June 1, 2016 // By Jason Bock
The following article was originally published on InfoWorld.com and can be found here.
Back in February of 1997, I changed jobs and started working with a consulting company. My first client was an industrial manufacturing company where thousands of technicians would work in the field installing and servicing their equipment. To enter their time sheets, the techs would use an Excel spreadsheet to fill out their information for the week and submit it to the accounting department. The people in accounting would re-enter the technicians' information into the financial application.
Needless to say, this was inefficient for many reasons, and they had decided to create their own internal Web application to allow technicians direct access to the back-end systems.
Remember, this is 1997, when Netscape was the browser of choice and using Perl CGI was an accepted Web development approach.
I was responsible for creating a VB application that allowed accounting employees to enter time for technicians who couldn't access the Web application, along with creating payroll and labor files every week for other various back-end systems. The other developer on the project handled the website (and yes, he used Perl).
Needless to say, the payroll file that was created on Monday was pretty important to get right and done on time. Unfortunately, we were working in an environment with a SME who, while he was a good person at his core, was hard to work with at times and often spoke before he thought through the ramifications of his statements. Requirements were virtually non-existent, and testing ... well, if we thought it was correct, we shipped a new version. You can imagine that this didn't work very well, and in September things came to a screeching halt.
Mistakes were made
I was married near the end of that month. The Thursday before I went on vacation, the team was going to ship a ton of new features in the application. We were concerned that there would be issues, and while the Web developer handling the Perl side of things could work his way around in VB, he wasn't the one handling that area on a day-to-day basis.
We tried to do more testing before I left, and that gave us more confidence that the system would still work as expected. However, as you can imagine, there were problems, the biggest one being that creating the payroll file didn't work.
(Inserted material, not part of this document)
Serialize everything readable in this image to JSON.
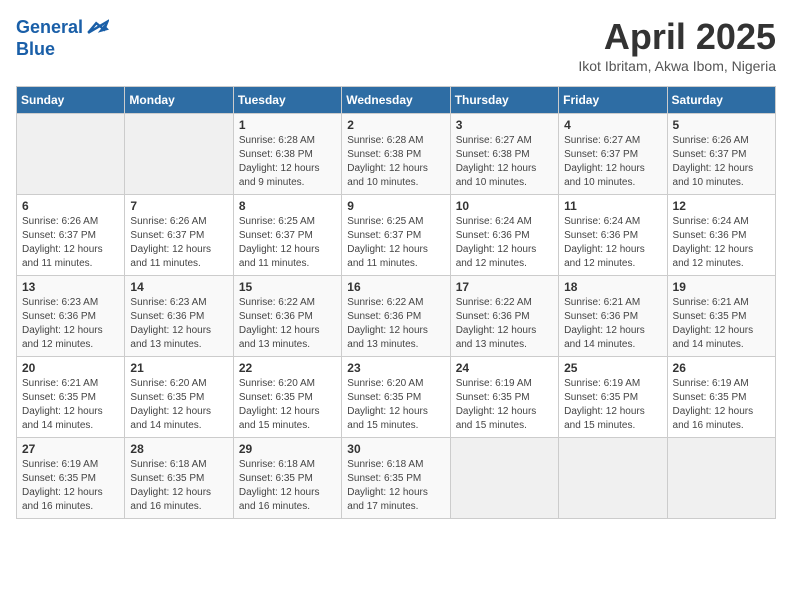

Again, I'll stress that this happened in 1997, a time when I didn't have a cell phone or a laptop with me such that someone could easily get a hold of me and yell at me to fix this ASAP. (Quite frankly, I would've ignored that anyway -- I was on vacation, and you're supposed to disconnect on a vacation!) Thankfully, the other developer on the project was able to figure out what the problem was and push a new version, but the fact remained: We still failed.
When I got back, I found out that people were not happy. I felt I was going to be fired. My stress and anxiety levels went from 1 to a 9 on a scale of 1 to 10 quite rapidly. But, out of this chaos, our project manager stayed calm, and used this experience to expose the real culprit: requirements.
We needed to slow down and spend the time to define all of the rules in detail. We had to be clear on any alternative paths that could be done and how they worked. We also had to create a thorough test plan that had to be accepted by various members of the team before we agreed to push new code to production.
It took about two to three months to put this formalization in place, but once we did, our next release was stable. So was the next one, and the next one, and soon the business gained confidence that we could deliver new features without breaking the system. Things ended up in such a good state I was asked to work on other applications at that client, either to help them out and get them back on track or start them from scratch, applying our approach right from the start.
It's common these days for people to talk about the "minimum viable product." There's a mentality that getting to market faster than your competitors is essential, even if you know there are bugs in the product or you had to cut corners to make everything work.
To an extent, I understand this view and there's validity to it. But if you can't even define what the application is supposed to do at a fundamental level, you're screwed. At some point, all it will take is just one line of code to do a lot of damage (that's literally all it took to crash that payroll file processing code).
Having clear, well-defined requirements is a basic that every application must have. This is an evolutionary, iterative process, but it's one that must be in place for a software project to be successful. Until next time, happy coding!
If you’d like to contact Magenic directly, email us or call us at 877-277-1044.